Flores has so much to offer from the incredible volcano hiking up Mount Inerie (with no one else in sight) to snorkeling at 17 Islands Marine Park in Riung.
You’ll be discovering hidden gems with very few other tourists leaving you with a newfound appreciation for Indonesia.
A trip to Sumba is only recommended for the adventurous souls looking to truly go off the beaten track.
I’m talking no wi-fi, no electricity, and no running water – this is the way I experienced Sumba Island and I loved every minute of it!
Lakey Peak in Sumbawa
Long known as a surfer hotspot, Lakey Peak is one of those destinations where you can switch off completely. No resorts, no fancy restaurants, and no crowds.
Whilst the beach isn’t quite as picturesque as those in Bali or Lombok, the vast landscapes and remote atmosphere make it an awesome place to visit. I’m no surfer, but I absolutely loved this hidden gem on the east coast of Sumbawa.
Red Island in Java
Java Island is yet another crowd favorite in Indonesia. With cascading waterfalls and majestic volcanoes, what’s not to love.
On the east of the Java lies a hidden gem, Red Island, or Pulau Merah.
Getting here is a journey in itself. In my search to go off the beaten track in Bali, I drove overland to Java and headed to Red Island where I spent a few days exploring the coastline and lazing on the beautiful beach, sipping on coconuts (and Bintangs, of course!)
How to go off the beaten track in Bali
The best way to explore is to rent a scooter in Bali and go on a mission to find these hidden gems, and you’re bound to find a few more while you’re at it!

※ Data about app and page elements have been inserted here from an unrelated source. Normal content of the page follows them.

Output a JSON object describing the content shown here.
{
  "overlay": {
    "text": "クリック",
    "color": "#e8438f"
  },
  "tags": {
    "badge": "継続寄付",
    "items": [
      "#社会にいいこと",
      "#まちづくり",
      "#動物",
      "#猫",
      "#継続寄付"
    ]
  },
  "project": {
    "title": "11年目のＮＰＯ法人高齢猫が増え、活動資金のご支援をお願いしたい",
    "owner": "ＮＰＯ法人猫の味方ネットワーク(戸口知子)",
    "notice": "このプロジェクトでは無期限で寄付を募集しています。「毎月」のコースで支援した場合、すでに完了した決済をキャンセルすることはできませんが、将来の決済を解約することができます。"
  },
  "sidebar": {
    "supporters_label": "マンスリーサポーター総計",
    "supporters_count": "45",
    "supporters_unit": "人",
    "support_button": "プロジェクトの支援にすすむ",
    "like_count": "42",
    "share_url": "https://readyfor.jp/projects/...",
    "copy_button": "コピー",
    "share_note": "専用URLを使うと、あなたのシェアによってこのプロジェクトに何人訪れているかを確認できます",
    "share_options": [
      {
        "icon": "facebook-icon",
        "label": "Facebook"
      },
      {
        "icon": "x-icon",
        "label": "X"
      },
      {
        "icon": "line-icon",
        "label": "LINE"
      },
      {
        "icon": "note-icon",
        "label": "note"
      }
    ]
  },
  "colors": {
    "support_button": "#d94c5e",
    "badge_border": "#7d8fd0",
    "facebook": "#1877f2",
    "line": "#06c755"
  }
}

But this isn’t always possible if you’re traveling in a big group or with your family. If this is the case, get a driver and car for the day. This will allow you to come and go as you please, and not be restricted to your guest house.
If you go off the beaten track in Bali, you’ll notice that online ride apps such as Grab and GoJek aren’t common in non-touristy areas and if you rely on this to get around, you could be waiting a long time to get to your destination.
Whilst there are regular taxis around, they’re not as common and you may struggle to find one, especially in the more remote areas.
Thoughts on avoiding the crowds in Bali
I hope I’ve convinced you that it’s possible to go off the beaten track in Bali to explore parts of the island that are far off the standard tourist path.
Whilst it’s not quite undiscovered territory, there are parts of Bali that still resemble how the island once was, before the crowds.
Psst… Planning your trip to Indonesia? Check out my other posts!
- 12 Best Beaches in Uluwatu
- Komodo Diving Liveaboard: A Guide To Diving Komodo
- The Perfect 3 Day Ubud Itinerary